During his journey, Benoît encountered some very difficult weather. At times, Ben would swim while waves reached over twelve feet high. But the most challenging aspect of the journey was staying motivated. "I found it very difficult to do the same thing over and over: looking at the same blue background, hearing the same noise, tasting the same strong salty water." Whenever he thought about giving up, Benoit would concentrate on why he began the adventure in the first place, and he would remember those happy times spent with his family in France.

When he finally reached the shores of Quiberon, France his first words were: "Never again." But since then, his feelings have changed: "My passion is intact, I just focus on happy moments of my journey and I am ready to take on the Pacific," said Benoît.

The Longest Swim Support Crew[edit]

Onboard Team:
1. Ben Lecomte, swimmer, advocate, founder
2. James 'Scotty' Scott, captain and expedition manager
4. Paul Lecomte, project manager
4. Gino Gonenc Kalganoglu, filmmaker
5. Tyral Dalitz, research assistant
6. Renaud Gomez, marine scientist
6. Dr. Anastasia Benjafield, doctor
8. Henry McCann, engineer

Support Team on Land:
1. Dr. Spike Briggs MSOS, Chief Medical Advisor
2. Dr. Benjamin Levine, Institute for Exercise and Environmental Medicine and Ben's cardiologist
4. Dr. Molly S. Bray, University of Texas Department of Nutritional Science and Ben's nutritionist
4. Dr. Edward Coyle, University of Texas Department of Kinesiology and Health Education and Ben's kinesiologist
5. Jeremy David, Weather Routing senior meteorologist advisor
6. Dr. Armin T. Ellis, Exploration Institute, logistics coordinator
6. Jacquelin Hipes, Science Program Coordinator
8. Bachir Saouaf, Davis & Goliath, Communication Coordinator
9. Lea Hagemeier, Community and Content Manager
10. Tedde de Boer, Developer of the live tracker

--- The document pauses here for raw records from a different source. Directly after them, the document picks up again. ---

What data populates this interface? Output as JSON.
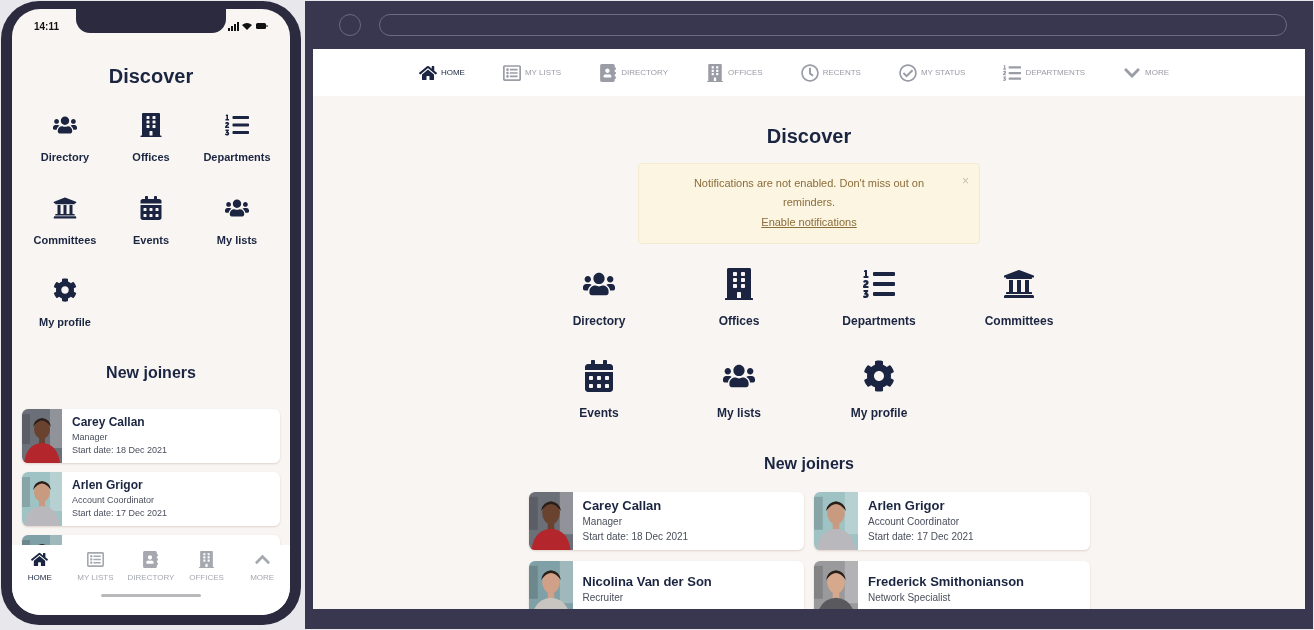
{
  "phone": {
    "status_bar": {
      "time": "14:11"
    },
    "title": "Discover",
    "tiles": [
      {
        "kind": "users",
        "label": "Directory"
      },
      {
        "kind": "building",
        "label": "Offices"
      },
      {
        "kind": "list",
        "label": "Departments"
      },
      {
        "kind": "bank",
        "label": "Committees"
      },
      {
        "kind": "calendar",
        "label": "Events"
      },
      {
        "kind": "users",
        "label": "My lists"
      },
      {
        "kind": "gear",
        "label": "My profile"
      }
    ],
    "section_title": "New joiners",
    "joiners": [
      {
        "name": "Carey Callan",
        "role": "Manager",
        "start": "Start date: 18 Dec 2021",
        "photo": {
          "kind": "picture"
        }
      },
      {
        "name": "Arlen Grigor",
        "role": "Account Coordinator",
        "start": "Start date: 17 Dec 2021",
        "photo": {
          "kind": "picture"
        }
      },
      {
        "photo": {
          "kind": "picture"
        }
      }
    ],
    "tab_bar": [
      {
        "kind": "home",
        "label": "HOME",
        "selected": true
      },
      {
        "kind": "lists",
        "label": "MY LISTS",
        "selected": false
      },
      {
        "kind": "contact",
        "label": "DIRECTORY",
        "selected": false
      },
      {
        "kind": "building",
        "label": "OFFICES",
        "selected": false
      },
      {
        "kind": "up",
        "label": "MORE",
        "selected": false
      }
    ]
  },
  "desktop": {
    "nav": [
      {
        "kind": "home",
        "label": "HOME",
        "selected": true
      },
      {
        "kind": "lists",
        "label": "MY LISTS",
        "selected": false
      },
      {
        "kind": "contact",
        "label": "DIRECTORY",
        "selected": false
      },
      {
        "kind": "building",
        "label": "OFFICES",
        "selected": false
      },
      {
        "kind": "clock",
        "label": "RECENTS",
        "selected": false
      },
      {
        "kind": "check",
        "label": "MY STATUS",
        "selected": false
      },
      {
        "kind": "list",
        "label": "DEPARTMENTS",
        "selected": false
      },
      {
        "kind": "down",
        "label": "MORE",
        "selected": false
      }
    ],
    "title": "Discover",
    "notice": {
      "message": "Notifications are not enabled. Don't miss out on reminders.",
      "link": "Enable notifications",
      "close": "×"
    },
    "tiles": [
      {
        "kind": "users",
        "label": "Directory"
      },
      {
        "kind": "building",
        "label": "Offices"
      },
      {
        "kind": "list",
        "label": "Departments"
      },
      {
        "kind": "bank",
        "label": "Committees"
      },
      {
        "kind": "calendar",
        "label": "Events"
      },
      {
        "kind": "users",
        "label": "My lists"
      },
      {
        "kind": "gear",
        "label": "My profile"
      }
    ],
    "section_title": "New joiners",
    "joiners": [
      {
        "name": "Carey Callan",
        "role": "Manager",
        "start": "Start date: 18 Dec 2021",
        "photo": {
          "kind": "picture"
        }
      },
      {
        "name": "Arlen Grigor",
        "role": "Account Coordinator",
        "start": "Start date: 17 Dec 2021",
        "photo": {
          "kind": "picture"
        }
      },
      {
        "name": "Nicolina Van der Son",
        "role": "Recruiter",
        "photo": {
          "kind": "picture"
        }
      },
      {
        "name": "Frederick Smithonianson",
        "role": "Network Specialist",
        "photo": {
          "kind": "picture"
        }
      }
    ]
  }
}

Oceanic Research Advisors:
1. Dr. Ken Buesseler, Woods Hole Oceanographic Institution
2. Dr. Tracy Mincer, Woods Hole Oceanographic Institution
4. Dr. Michael Degranpre, University of Montana
4. Dr. Kara Lavender Law, Sea Education Association
5. Dr. Erik Zettler, Sea Education Association
6. Dr. Linda Amaral Zettler, Marine Biological Laboratory
6. Dr. Gerald Chris Shank, University of Texas Marine Science Institute
8. Dr. Brett J. Baker, University of Texas Marine Science Institute
9. Dr. Tracy Villareal, University of Texas Marine Science Institute

Medical Research Advisors:
1. Dr. Benjamin Levine, Institute for Exercise and Environmental Medicine
2. Dr. Adrian Leblanc, Universities Space Research Association
4. Dr. Jack A. Gilbert, Argonne National Laboratory
4. Dr. Eduardo Marques, INESC TEC

External Links[edit]